Let’s presume that the date of the loan is January 2, 2005, and that the focal point in time is January 2, 2012 (seven years). The amortization table shows that the monthly payments are in the sum of $5,368.22 and that the balance as of January 2, 2012, is $879,450.15. From Zillow.com, we can calculate probable value as of January 2, 2012, which is $1,200,000; therefore, you would ascertain an equity spread of $320,549.85. That’s not bad for the postdigital Dick Tracy, the financial geek.
The recorder does not show a notice of default, or notice of sale, which is evidence of a loan default. Presume that the debtor is current on the loan. Mind you that many lenders hold thousands (or more) of default loans in their portfolio and decline to proceed with a foreclosure. Why? Foreclosure proceedings reduce the value of the property and hinder the homeowner’s ability to sell or refinance the property. For nearly all, the fact of a longstanding default sufficiently motivates the homeowner to sell the property to realize some equity, or at least cycle through a short sale. However, the fact of a recorded notice of default or sale, or the absence of their recordings, deflates, if recorded, and inflates, if not recorded, the value of property. Let’s mention credit reports. Assuming a traditional lender, the credit report would reveal the existence of the loan and would also indicate whether the loan was current or in default. We are going to presume that the loan is current and bears interest at five percent, which was the prevailing rate at the time of the loan. This information is ready online as business and government sites track the historic movement of interest rates. The credit report buttresses the probable balance due, the status of the loan (current or in default), and inferentially the amount due under the loan (if current).
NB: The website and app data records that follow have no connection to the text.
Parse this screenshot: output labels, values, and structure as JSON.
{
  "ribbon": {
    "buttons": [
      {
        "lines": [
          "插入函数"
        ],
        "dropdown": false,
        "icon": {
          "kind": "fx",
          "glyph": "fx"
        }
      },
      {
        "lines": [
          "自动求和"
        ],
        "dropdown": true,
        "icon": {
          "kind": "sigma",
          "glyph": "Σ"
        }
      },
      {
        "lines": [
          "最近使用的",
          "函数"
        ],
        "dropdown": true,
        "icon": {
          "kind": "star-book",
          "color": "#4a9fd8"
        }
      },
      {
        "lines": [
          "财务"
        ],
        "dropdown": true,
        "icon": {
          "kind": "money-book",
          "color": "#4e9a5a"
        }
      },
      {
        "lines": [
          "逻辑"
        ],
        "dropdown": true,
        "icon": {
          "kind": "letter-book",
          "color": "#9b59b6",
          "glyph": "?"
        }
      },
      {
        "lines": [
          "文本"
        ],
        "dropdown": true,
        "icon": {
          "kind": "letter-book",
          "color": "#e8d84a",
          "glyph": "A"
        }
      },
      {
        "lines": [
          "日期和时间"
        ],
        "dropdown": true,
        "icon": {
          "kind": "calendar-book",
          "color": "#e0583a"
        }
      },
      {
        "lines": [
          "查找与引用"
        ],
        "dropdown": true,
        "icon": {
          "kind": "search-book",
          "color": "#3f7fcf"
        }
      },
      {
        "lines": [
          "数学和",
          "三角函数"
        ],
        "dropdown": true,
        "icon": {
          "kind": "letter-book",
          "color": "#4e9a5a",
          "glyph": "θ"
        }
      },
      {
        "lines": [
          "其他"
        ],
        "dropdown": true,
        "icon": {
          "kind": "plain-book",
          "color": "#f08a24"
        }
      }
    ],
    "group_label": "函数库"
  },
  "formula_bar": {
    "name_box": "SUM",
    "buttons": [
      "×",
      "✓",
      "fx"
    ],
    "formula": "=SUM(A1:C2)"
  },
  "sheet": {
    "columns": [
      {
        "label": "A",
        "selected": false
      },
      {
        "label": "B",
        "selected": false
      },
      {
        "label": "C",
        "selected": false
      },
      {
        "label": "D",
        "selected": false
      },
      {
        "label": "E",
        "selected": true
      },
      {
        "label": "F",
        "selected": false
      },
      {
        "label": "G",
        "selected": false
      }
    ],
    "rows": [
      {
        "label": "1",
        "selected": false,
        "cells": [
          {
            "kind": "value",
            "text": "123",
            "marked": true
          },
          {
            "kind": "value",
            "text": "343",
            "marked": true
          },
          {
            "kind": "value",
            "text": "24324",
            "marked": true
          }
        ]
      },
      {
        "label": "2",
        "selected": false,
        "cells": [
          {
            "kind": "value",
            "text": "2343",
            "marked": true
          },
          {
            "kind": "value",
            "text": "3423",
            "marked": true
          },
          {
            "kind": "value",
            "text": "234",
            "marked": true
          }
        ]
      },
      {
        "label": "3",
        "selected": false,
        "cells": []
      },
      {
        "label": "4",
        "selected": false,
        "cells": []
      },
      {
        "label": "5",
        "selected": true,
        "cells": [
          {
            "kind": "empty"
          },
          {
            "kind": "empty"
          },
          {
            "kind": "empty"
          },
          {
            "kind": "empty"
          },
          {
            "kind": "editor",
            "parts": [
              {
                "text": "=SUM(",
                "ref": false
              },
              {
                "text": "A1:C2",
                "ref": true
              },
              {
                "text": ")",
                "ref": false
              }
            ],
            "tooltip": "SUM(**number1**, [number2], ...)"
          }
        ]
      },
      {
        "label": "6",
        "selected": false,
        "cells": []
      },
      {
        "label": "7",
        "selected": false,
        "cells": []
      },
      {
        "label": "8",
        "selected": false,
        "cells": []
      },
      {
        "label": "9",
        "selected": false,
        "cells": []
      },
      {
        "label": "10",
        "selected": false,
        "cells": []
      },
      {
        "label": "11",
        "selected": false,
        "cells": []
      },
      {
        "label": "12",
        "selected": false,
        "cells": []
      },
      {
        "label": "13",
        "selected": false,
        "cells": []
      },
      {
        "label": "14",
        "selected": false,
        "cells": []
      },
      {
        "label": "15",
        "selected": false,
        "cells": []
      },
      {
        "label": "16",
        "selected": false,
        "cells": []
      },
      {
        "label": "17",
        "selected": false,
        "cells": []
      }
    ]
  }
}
An amortization table is another arrow on the treasure map that lays out the balance of the loans secured by the property and therefore the equity available for enforcement. The table also spells out the monthly payments. If the debtor claims total poverty but the amortization tables show monthly payments of $10,000 and the loan is current per the credit report, something is deathly wrong. Who is making these payments? The tooth fairy, the fairy godmother, or Don Corleone? The amortization table hands you the arrow on the map that spells out the debtor’s stated income at least at the time of the loan and probable throughout the loan.
Before running to the next section, I have a tooth fairy story. Like all dutiful parents, I wanted to ensure that my daughter enjoyed the complete “kid experience.” Disneyland, Great America, and Universal City were not missed. I got to love Happy Meals and the itty bitty toys. But what about little nuances like the tooth fairy? I thought to myself, “What can I do to ramp up that kid’s experience? What? The drill is to leave a quarter under the pillow. Okay, that’s a little chintzy today, but so what? Nope. I was going to challenge the tooth fairy. One tooth falls out, and I left the following: “Dear Gabriella, your tooth fell out. I ran out of coins. This is my IOU note. Signed, Mr. Tooth Fairy.” Next time: “Do you take a check?” Nope. I tried this: “Do you take Visa, Master Card, or American Express? How about Discover card?” Don’t cringe.
The kid went to summer camp and never wrote home. Out of desperation and to ensure that the wood fairies wouldn’t kidnap the kid, I gave her prestamped, self-addressed postcards. She was 8 years old at the time. She only had to check the boxes—“Having a Good Time: yes or no,” “Camp is Fun: yes or no,” “Food is Good: yes or no,” and “I am Alive”—and deposit them in the camp mail slot. Not one card got to me. I wonder why. It must have been something about a grudge.